- Data in this exercise
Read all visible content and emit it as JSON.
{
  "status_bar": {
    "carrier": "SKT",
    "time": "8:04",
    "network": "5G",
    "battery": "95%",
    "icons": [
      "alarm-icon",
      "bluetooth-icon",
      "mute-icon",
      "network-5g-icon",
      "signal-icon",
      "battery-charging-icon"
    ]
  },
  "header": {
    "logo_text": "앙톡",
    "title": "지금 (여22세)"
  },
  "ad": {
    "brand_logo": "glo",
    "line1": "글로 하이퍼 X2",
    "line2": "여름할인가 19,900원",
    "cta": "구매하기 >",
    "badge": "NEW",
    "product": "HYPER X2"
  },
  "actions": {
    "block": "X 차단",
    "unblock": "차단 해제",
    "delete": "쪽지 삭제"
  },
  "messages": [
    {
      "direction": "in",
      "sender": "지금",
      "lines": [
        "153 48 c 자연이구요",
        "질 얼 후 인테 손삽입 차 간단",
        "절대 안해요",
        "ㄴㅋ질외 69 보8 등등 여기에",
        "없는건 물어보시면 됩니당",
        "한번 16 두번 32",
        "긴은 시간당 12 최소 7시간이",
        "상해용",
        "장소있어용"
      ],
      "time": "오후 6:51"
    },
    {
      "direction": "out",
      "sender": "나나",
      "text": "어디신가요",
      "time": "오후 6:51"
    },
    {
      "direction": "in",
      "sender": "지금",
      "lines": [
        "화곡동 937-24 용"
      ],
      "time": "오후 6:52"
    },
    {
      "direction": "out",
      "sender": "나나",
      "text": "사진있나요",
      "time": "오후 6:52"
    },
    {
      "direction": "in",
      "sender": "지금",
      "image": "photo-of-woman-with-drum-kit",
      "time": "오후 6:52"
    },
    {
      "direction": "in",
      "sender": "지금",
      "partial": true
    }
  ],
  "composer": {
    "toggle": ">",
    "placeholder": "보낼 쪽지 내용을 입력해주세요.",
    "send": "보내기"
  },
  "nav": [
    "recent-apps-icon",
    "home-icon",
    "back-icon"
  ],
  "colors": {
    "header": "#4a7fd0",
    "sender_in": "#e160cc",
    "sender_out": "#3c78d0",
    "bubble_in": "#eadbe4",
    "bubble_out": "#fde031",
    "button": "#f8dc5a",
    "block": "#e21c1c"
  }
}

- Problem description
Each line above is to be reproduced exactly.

- Reply to the task
Read all visible content and emit it as JSON.
{
  "status_bar": {
    "carrier": "SKT",
    "time": "8:04",
    "network": "5G",
    "battery": "95%",
    "icons": [
      "alarm-icon",
      "bluetooth-icon",
      "mute-icon",
      "network-5g-icon",
      "signal-icon",
      "battery-charging-icon"
    ]
  },
  "header": {
    "logo_text": "앙톡",
    "title": "지금 (여22세)"
  },
  "ad": {
    "brand_logo": "glo",
    "line1": "글로 하이퍼 X2",
    "line2": "여름할인가 19,900원",
    "cta": "구매하기 >",
    "badge": "NEW",
    "product": "HYPER X2"
  },
  "actions": {
    "block": "X 차단",
    "unblock": "차단 해제",
    "delete": "쪽지 삭제"
  },
  "messages": [
    {
      "direction": "in",
      "sender": "지금",
      "lines": [
        "153 48 c 자연이구요",
        "질 얼 후 인테 손삽입 차 간단",
        "절대 안해요",
        "ㄴㅋ질외 69 보8 등등 여기에",
        "없는건 물어보시면 됩니당",
        "한번 16 두번 32",
        "긴은 시간당 12 최소 7시간이",
        "상해용",
        "장소있어용"
      ],
      "time": "오후 6:51"
    },
    {
      "direction": "out",
      "sender": "나나",
      "text": "어디신가요",
      "time": "오후 6:51"
    },
    {
      "direction": "in",
      "sender": "지금",
      "lines": [
        "화곡동 937-24 용"
      ],
      "time": "오후 6:52"
    },
    {
      "direction": "out",
      "sender": "나나",
      "text": "사진있나요",
      "time": "오후 6:52"
    },
    {
      "direction": "in",
      "sender": "지금",
      "image": "photo-of-woman-with-drum-kit",
      "time": "오후 6:52"
    },
    {
      "direction": "in",
      "sender": "지금",
      "partial": true
    }
  ],
  "composer": {
    "toggle": ">",
    "placeholder": "보낼 쪽지 내용을 입력해주세요.",
    "send": "보내기"
  },
  "nav": [
    "recent-apps-icon",
    "home-icon",
    "back-icon"
  ],
  "colors": {
    "header": "#4a7fd0",
    "sender_in": "#e160cc",
    "sender_out": "#3c78d0",
    "bubble_in": "#eadbe4",
    "bubble_out": "#fde031",
    "button": "#f8dc5a",
    "block": "#e21c1c"
  }
}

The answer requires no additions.